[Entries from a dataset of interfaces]
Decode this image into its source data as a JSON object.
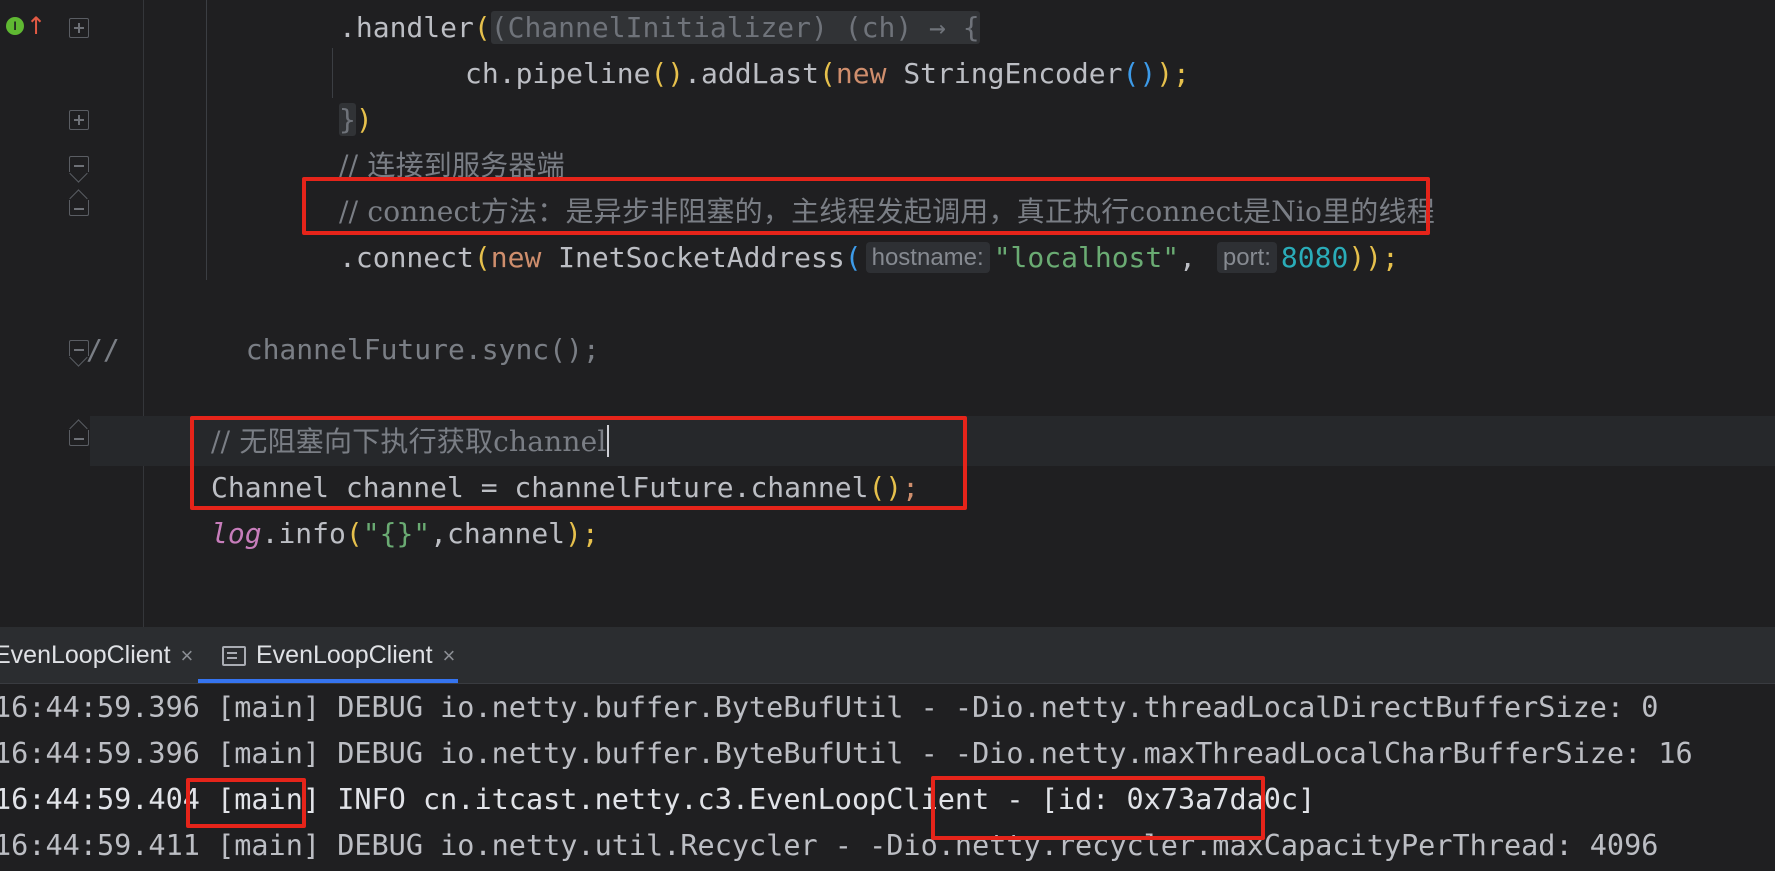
{
  "editor": {
    "lines": {
      "handler": {
        "dot": ".",
        "method": "handler",
        "open": "(",
        "cast": "(ChannelInitializer) (ch) → {"
      },
      "pipeline": {
        "obj": "ch.",
        "m1": "pipeline",
        "p1": "()",
        "dot": ".",
        "m2": "addLast",
        "open": "(",
        "kw": "new",
        "cls": "StringEncoder",
        "p2": "()",
        "close": ");"
      },
      "close_brace": {
        "brace": "}",
        "paren": ")"
      },
      "comment1": "// 连接到服务器端",
      "comment2": "// connect方法：是异步非阻塞的，主线程发起调用，真正执行connect是Nio里的线程",
      "connect": {
        "dot": ".",
        "method": "connect",
        "open": "(",
        "kw": "new",
        "cls": "InetSocketAddress",
        "open2": "(",
        "hint_host": "hostname:",
        "host": "\"localhost\"",
        "comma": ",",
        "hint_port": "port:",
        "port": "8080",
        "close": "));"
      },
      "commented_sync": {
        "prefix": "//",
        "code": "channelFuture.sync();"
      },
      "comment3": "// 无阻塞向下执行获取channel",
      "channel_decl": {
        "text": "Channel channel = channelFuture.",
        "method": "channel",
        "parens": "()",
        "semi": ";"
      },
      "log": {
        "field": "log",
        "dot": ".",
        "method": "info",
        "open": "(",
        "str": "\"{}\"",
        "rest": ",channel",
        "close": ");"
      }
    }
  },
  "run_panel": {
    "tabs": [
      {
        "label": "EvenLoopClient",
        "close": "×"
      },
      {
        "label": "EvenLoopClient",
        "close": "×",
        "active": true
      }
    ]
  },
  "console": {
    "lines": [
      {
        "time": "16:44:59.396",
        "thread": "[main]",
        "rest": "DEBUG io.netty.buffer.ByteBufUtil - -Dio.netty.threadLocalDirectBufferSize: 0"
      },
      {
        "time": "16:44:59.396",
        "thread": "[main]",
        "rest": "DEBUG io.netty.buffer.ByteBufUtil - -Dio.netty.maxThreadLocalCharBufferSize: 16"
      },
      {
        "time": "16:44:59.404",
        "thread": "[main]",
        "rest": "INFO cn.itcast.netty.c3.EvenLoopClient - [id: 0x73a7da0c]"
      },
      {
        "time": "16:44:59.411",
        "thread": "[main]",
        "rest": "DEBUG io.netty.util.Recycler - -Dio.netty.recycler.maxCapacityPerThread: 4096"
      }
    ]
  },
  "colors": {
    "highlight_box": "#e5241a",
    "tab_active_underline": "#3574f0",
    "comment": "#7a7e85",
    "keyword": "#cf8e6d",
    "string": "#6aab73",
    "number": "#2aacb8",
    "method": "#56a8f5"
  }
}
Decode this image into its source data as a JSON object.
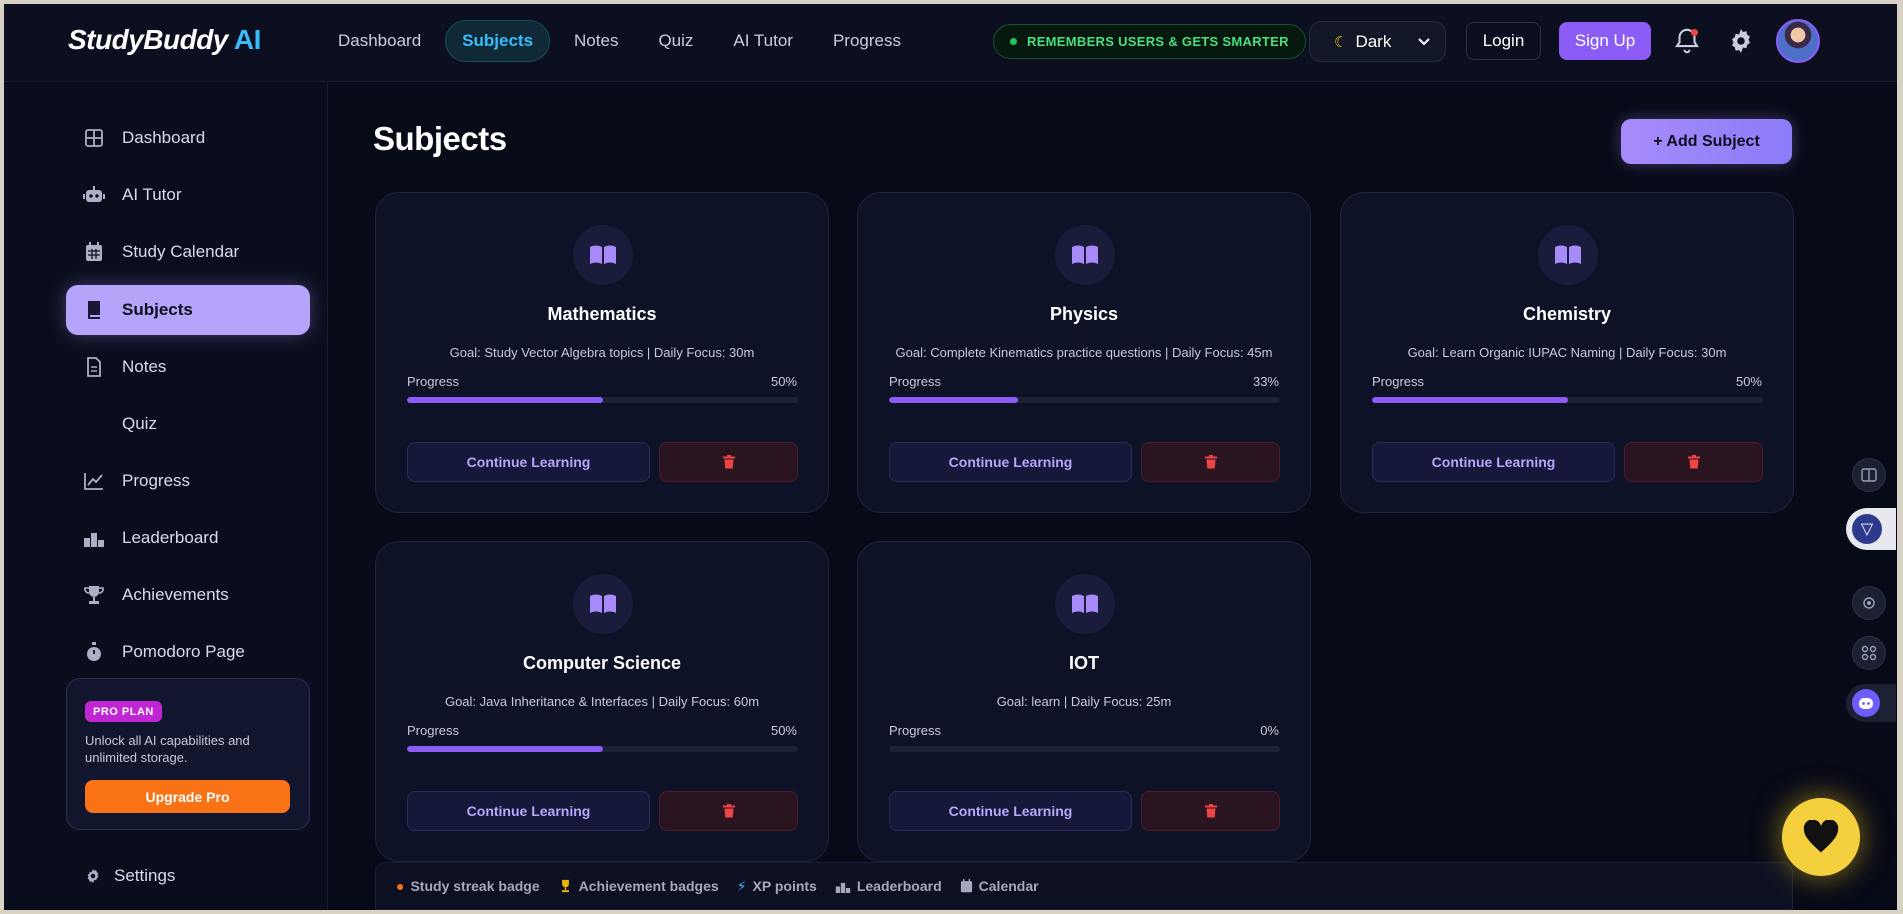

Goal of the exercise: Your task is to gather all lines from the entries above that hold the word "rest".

Completed exercise:
        "rest": ",channel",
        "rest": "DEBUG io.netty.buffer.ByteBufUtil - -Dio.netty.threadLocalDirectBufferSize: 0"
        "rest": "DEBUG io.netty.buffer.ByteBufUtil - -Dio.netty.maxThreadLocalCharBufferSize: 16"
        "rest": "INFO cn.itcast.netty.c3.EvenLoopClient - [id: 0x73a7da0c]"
        "rest": "DEBUG io.netty.util.Recycler - -Dio.netty.recycler.maxCapacityPerThread: 4096"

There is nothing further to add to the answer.